[Start of section]
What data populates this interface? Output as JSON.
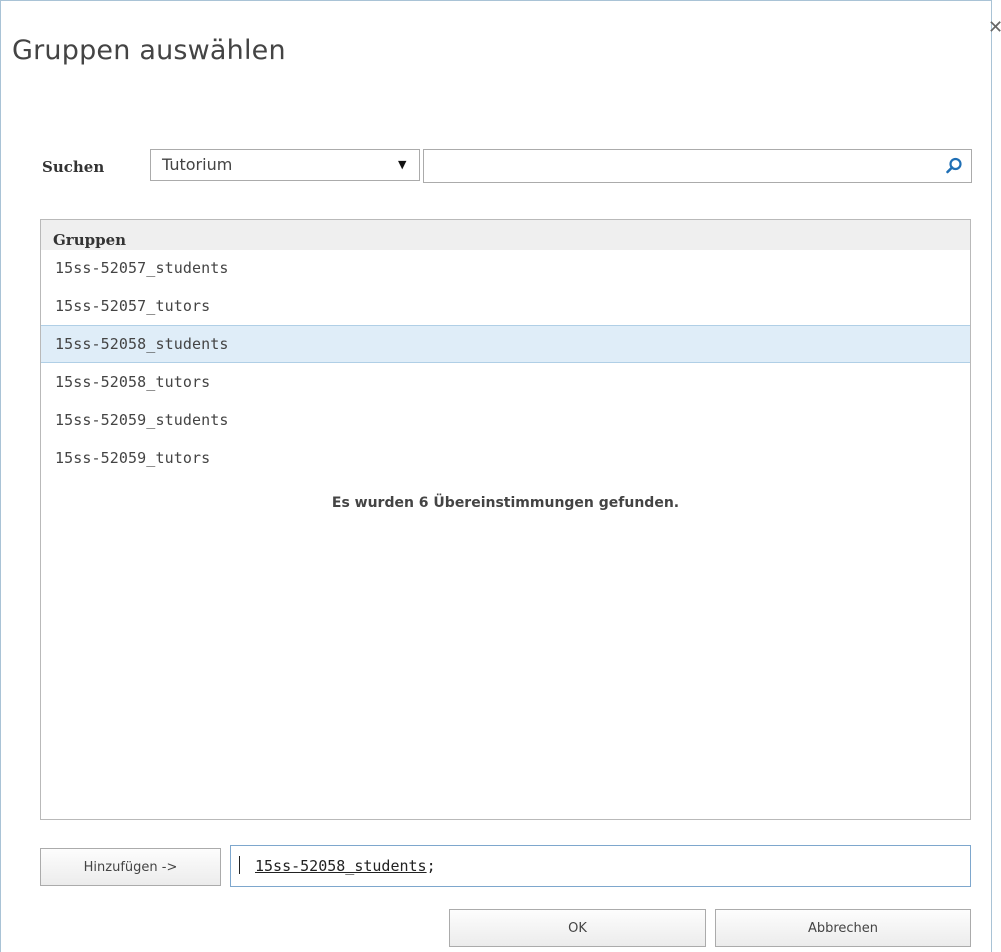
{
  "dialog": {
    "title": "Gruppen auswählen",
    "close_symbol": "✕"
  },
  "search": {
    "label": "Suchen",
    "scope_value": "Tutorium",
    "query_value": "",
    "search_icon": "search-icon"
  },
  "results": {
    "header": "Gruppen",
    "rows": [
      {
        "name": "15ss-52057_students",
        "selected": false
      },
      {
        "name": "15ss-52057_tutors",
        "selected": false
      },
      {
        "name": "15ss-52058_students",
        "selected": true
      },
      {
        "name": "15ss-52058_tutors",
        "selected": false
      },
      {
        "name": "15ss-52059_students",
        "selected": false
      },
      {
        "name": "15ss-52059_tutors",
        "selected": false
      }
    ],
    "match_message": "Es wurden 6 Übereinstimmungen gefunden."
  },
  "footer": {
    "add_label": "Hinzufügen ->",
    "selected_value": "15ss-52058_students",
    "separator": ";",
    "ok_label": "OK",
    "cancel_label": "Abbrechen"
  },
  "colors": {
    "selected_row_bg": "#dfedf8",
    "header_bg": "#efefef",
    "accent_border": "#7ea7cd"
  }
}
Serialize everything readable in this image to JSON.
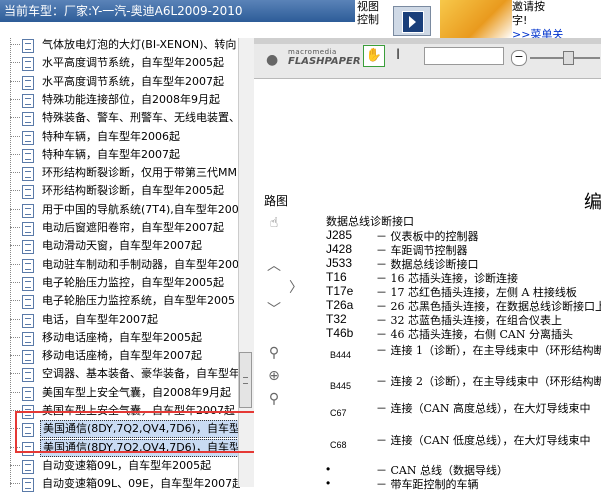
{
  "header": {
    "model_label": "当前车型：厂家:Y-一汽-奥迪A6L2009-2010",
    "view_control_line1": "视图",
    "view_control_line2": "控制",
    "ad_line1": "邀请按",
    "ad_line2": "字!",
    "ad_link": ">>菜单关"
  },
  "tree": {
    "items": [
      {
        "label": "气体放电灯泡的大灯(BI-XENON)、转向"
      },
      {
        "label": "水平高度调节系统，自车型年2005起"
      },
      {
        "label": "水平高度调节系统，自车型年2007起"
      },
      {
        "label": "特殊功能连接部位，自2008年9月起"
      },
      {
        "label": "特殊装备、警车、刑警车、无线电装置、"
      },
      {
        "label": "特种车辆，自车型年2006起"
      },
      {
        "label": "特种车辆，自车型年2007起"
      },
      {
        "label": "环形结构断裂诊断，仅用于带第三代MM"
      },
      {
        "label": "环形结构断裂诊断，自车型年2005起"
      },
      {
        "label": "用于中国的导航系统(7T4),自车型年200"
      },
      {
        "label": "电动后窗遮阳卷帘，自车型年2007起"
      },
      {
        "label": "电动滑动天窗，自车型年2007起"
      },
      {
        "label": "电动驻车制动和手制动器，自车型年2007"
      },
      {
        "label": "电子轮胎压力监控，自车型年2005起"
      },
      {
        "label": "电子轮胎压力监控系统，自车型年2005"
      },
      {
        "label": "电话，自车型年2007起"
      },
      {
        "label": "移动电话座椅，自车型年2005起"
      },
      {
        "label": "移动电话座椅，自车型年2007起"
      },
      {
        "label": "空调器、基本装备、豪华装备，自车型年"
      },
      {
        "label": "美国车型上安全气囊，自2008年9月起"
      },
      {
        "label": "美国车型上安全气囊，自车型年2007起"
      },
      {
        "label": "美国通信(8DY,7Q2,QV4,7D6)，自车型"
      },
      {
        "label": "美国通信(8DY,7Q2,QV4,7D6)，自车型"
      },
      {
        "label": "自动变速箱09L，自车型年2005起"
      },
      {
        "label": "自动变速箱09L、09E，自车型年2007起"
      }
    ]
  },
  "viewer": {
    "brand_small": "macromedia",
    "brand_big": "FLASHPAPER",
    "page_input_value": "",
    "zoom_minus": "−"
  },
  "document": {
    "title_fragment": "路图",
    "right_fragment": "编",
    "section_heading": "数据总线诊断接口",
    "rows": [
      {
        "code": "J285",
        "desc": "－ 仪表板中的控制器"
      },
      {
        "code": "J428",
        "desc": "－ 车距调节控制器"
      },
      {
        "code": "J533",
        "desc": "－ 数据总线诊断接口"
      },
      {
        "code": "T16",
        "desc": "－ 16 芯插头连接，诊断连接"
      },
      {
        "code": "T17e",
        "desc": "－ 17 芯红色插头连接，左侧 A 柱接线板"
      },
      {
        "code": "T26a",
        "desc": "－ 26 芯黑色插头连接，在数据总线诊断接口上"
      },
      {
        "code": "T32",
        "desc": "－ 32 芯蓝色插头连接，在组合仪表上"
      },
      {
        "code": "T46b",
        "desc": "－ 46 芯插头连接，右侧 CAN 分离插头"
      },
      {
        "code": "B444",
        "desc": "－ 连接 1（诊断），在主导线束中（环形结构断"
      },
      {
        "code": "B445",
        "desc": "－ 连接 2（诊断），在主导线束中（环形结构断"
      },
      {
        "code": "C67",
        "desc": "－ 连接（CAN 高度总线），在大灯导线束中"
      },
      {
        "code": "C68",
        "desc": "－ 连接（CAN 低度总线），在大灯导线束中"
      },
      {
        "code": "•",
        "desc": "－ CAN 总线（数据导线）"
      },
      {
        "code": "•",
        "desc": "－ 带车距控制的车辆"
      }
    ]
  },
  "colors": {
    "header_bg": "#3e6fae",
    "selection_bg": "#c9dbf3",
    "highlight_box": "#e53935"
  }
}
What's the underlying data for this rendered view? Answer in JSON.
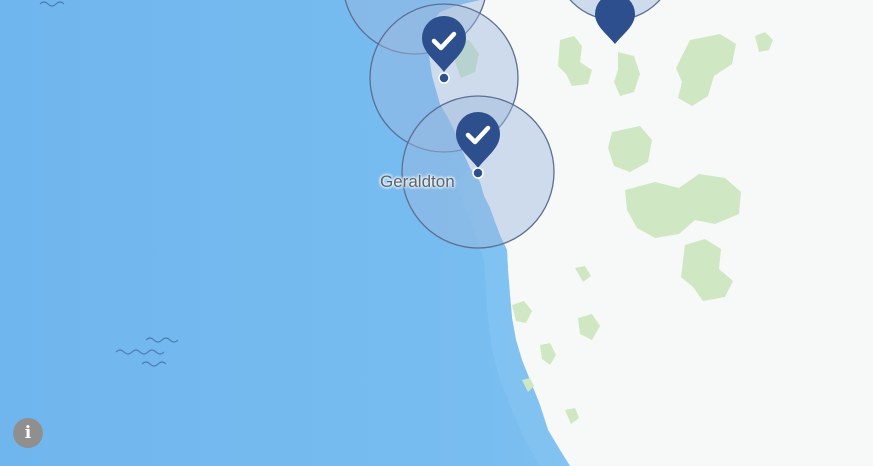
{
  "map": {
    "place_labels": [
      {
        "name": "Geraldton"
      }
    ],
    "markers": [
      {
        "id": "marker-north-partial",
        "status": "checked",
        "icon": "check-icon",
        "partial": true
      },
      {
        "id": "marker-north",
        "status": "checked",
        "icon": "check-icon"
      },
      {
        "id": "marker-geraldton",
        "status": "checked",
        "icon": "check-icon"
      }
    ],
    "colors": {
      "ocean": "#6cb4ee",
      "ocean_shallow": "#8ecaf4",
      "land": "#f7f8f8",
      "vegetation": "#cfe8c3",
      "marker": "#2d4f8e",
      "coverage_fill": "#9bb9dd",
      "coverage_stroke": "#5c6f93"
    },
    "controls": {
      "info_icon": "info-icon",
      "info_glyph": "i"
    }
  }
}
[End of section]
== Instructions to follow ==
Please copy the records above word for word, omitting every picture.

== Solution to the problem ==
What data populates this interface? Output as JSON.
{
  "dialog": {
    "title": "Gruppen auswählen",
    "close_symbol": "✕"
  },
  "search": {
    "label": "Suchen",
    "scope_value": "Tutorium",
    "query_value": "",
    "search_icon": "search-icon"
  },
  "results": {
    "header": "Gruppen",
    "rows": [
      {
        "name": "15ss-52057_students",
        "selected": false
      },
      {
        "name": "15ss-52057_tutors",
        "selected": false
      },
      {
        "name": "15ss-52058_students",
        "selected": true
      },
      {
        "name": "15ss-52058_tutors",
        "selected": false
      },
      {
        "name": "15ss-52059_students",
        "selected": false
      },
      {
        "name": "15ss-52059_tutors",
        "selected": false
      }
    ],
    "match_message": "Es wurden 6 Übereinstimmungen gefunden."
  },
  "footer": {
    "add_label": "Hinzufügen ->",
    "selected_value": "15ss-52058_students",
    "separator": ";",
    "ok_label": "OK",
    "cancel_label": "Abbrechen"
  },
  "colors": {
    "selected_row_bg": "#dfedf8",
    "header_bg": "#efefef",
    "accent_border": "#7ea7cd"
  }
}
Serialize everything readable in this image to JSON.
{
  "header": {
    "model_label": "当前车型：厂家:Y-一汽-奥迪A6L2009-2010",
    "view_control_line1": "视图",
    "view_control_line2": "控制",
    "ad_line1": "邀请按",
    "ad_line2": "字!",
    "ad_link": ">>菜单关"
  },
  "tree": {
    "items": [
      {
        "label": "气体放电灯泡的大灯(BI-XENON)、转向"
      },
      {
        "label": "水平高度调节系统，自车型年2005起"
      },
      {
        "label": "水平高度调节系统，自车型年2007起"
      },
      {
        "label": "特殊功能连接部位，自2008年9月起"
      },
      {
        "label": "特殊装备、警车、刑警车、无线电装置、"
      },
      {
        "label": "特种车辆，自车型年2006起"
      },
      {
        "label": "特种车辆，自车型年2007起"
      },
      {
        "label": "环形结构断裂诊断，仅用于带第三代MM"
      },
      {
        "label": "环形结构断裂诊断，自车型年2005起"
      },
      {
        "label": "用于中国的导航系统(7T4),自车型年200"
      },
      {
        "label": "电动后窗遮阳卷帘，自车型年2007起"
      },
      {
        "label": "电动滑动天窗，自车型年2007起"
      },
      {
        "label": "电动驻车制动和手制动器，自车型年2007"
      },
      {
        "label": "电子轮胎压力监控，自车型年2005起"
      },
      {
        "label": "电子轮胎压力监控系统，自车型年2005"
      },
      {
        "label": "电话，自车型年2007起"
      },
      {
        "label": "移动电话座椅，自车型年2005起"
      },
      {
        "label": "移动电话座椅，自车型年2007起"
      },
      {
        "label": "空调器、基本装备、豪华装备，自车型年"
      },
      {
        "label": "美国车型上安全气囊，自2008年9月起"
      },
      {
        "label": "美国车型上安全气囊，自车型年2007起"
      },
      {
        "label": "美国通信(8DY,7Q2,QV4,7D6)，自车型"
      },
      {
        "label": "美国通信(8DY,7Q2,QV4,7D6)，自车型"
      },
      {
        "label": "自动变速箱09L，自车型年2005起"
      },
      {
        "label": "自动变速箱09L、09E，自车型年2007起"
      }
    ]
  },
  "viewer": {
    "brand_small": "macromedia",
    "brand_big": "FLASHPAPER",
    "page_input_value": "",
    "zoom_minus": "−"
  },
  "document": {
    "title_fragment": "路图",
    "right_fragment": "编",
    "section_heading": "数据总线诊断接口",
    "rows": [
      {
        "code": "J285",
        "desc": "－ 仪表板中的控制器"
      },
      {
        "code": "J428",
        "desc": "－ 车距调节控制器"
      },
      {
        "code": "J533",
        "desc": "－ 数据总线诊断接口"
      },
      {
        "code": "T16",
        "desc": "－ 16 芯插头连接，诊断连接"
      },
      {
        "code": "T17e",
        "desc": "－ 17 芯红色插头连接，左侧 A 柱接线板"
      },
      {
        "code": "T26a",
        "desc": "－ 26 芯黑色插头连接，在数据总线诊断接口上"
      },
      {
        "code": "T32",
        "desc": "－ 32 芯蓝色插头连接，在组合仪表上"
      },
      {
        "code": "T46b",
        "desc": "－ 46 芯插头连接，右侧 CAN 分离插头"
      },
      {
        "code": "B444",
        "desc": "－ 连接 1（诊断），在主导线束中（环形结构断"
      },
      {
        "code": "B445",
        "desc": "－ 连接 2（诊断），在主导线束中（环形结构断"
      },
      {
        "code": "C67",
        "desc": "－ 连接（CAN 高度总线），在大灯导线束中"
      },
      {
        "code": "C68",
        "desc": "－ 连接（CAN 低度总线），在大灯导线束中"
      },
      {
        "code": "•",
        "desc": "－ CAN 总线（数据导线）"
      },
      {
        "code": "•",
        "desc": "－ 带车距控制的车辆"
      }
    ]
  },
  "colors": {
    "header_bg": "#3e6fae",
    "selection_bg": "#c9dbf3",
    "highlight_box": "#e53935"
  }
}
What's the underlying data for this rendered view? Answer in JSON.
{
  "map": {
    "place_labels": [
      {
        "name": "Geraldton"
      }
    ],
    "markers": [
      {
        "id": "marker-north-partial",
        "status": "checked",
        "icon": "check-icon",
        "partial": true
      },
      {
        "id": "marker-north",
        "status": "checked",
        "icon": "check-icon"
      },
      {
        "id": "marker-geraldton",
        "status": "checked",
        "icon": "check-icon"
      }
    ],
    "colors": {
      "ocean": "#6cb4ee",
      "ocean_shallow": "#8ecaf4",
      "land": "#f7f8f8",
      "vegetation": "#cfe8c3",
      "marker": "#2d4f8e",
      "coverage_fill": "#9bb9dd",
      "coverage_stroke": "#5c6f93"
    },
    "controls": {
      "info_icon": "info-icon",
      "info_glyph": "i"
    }
  }
}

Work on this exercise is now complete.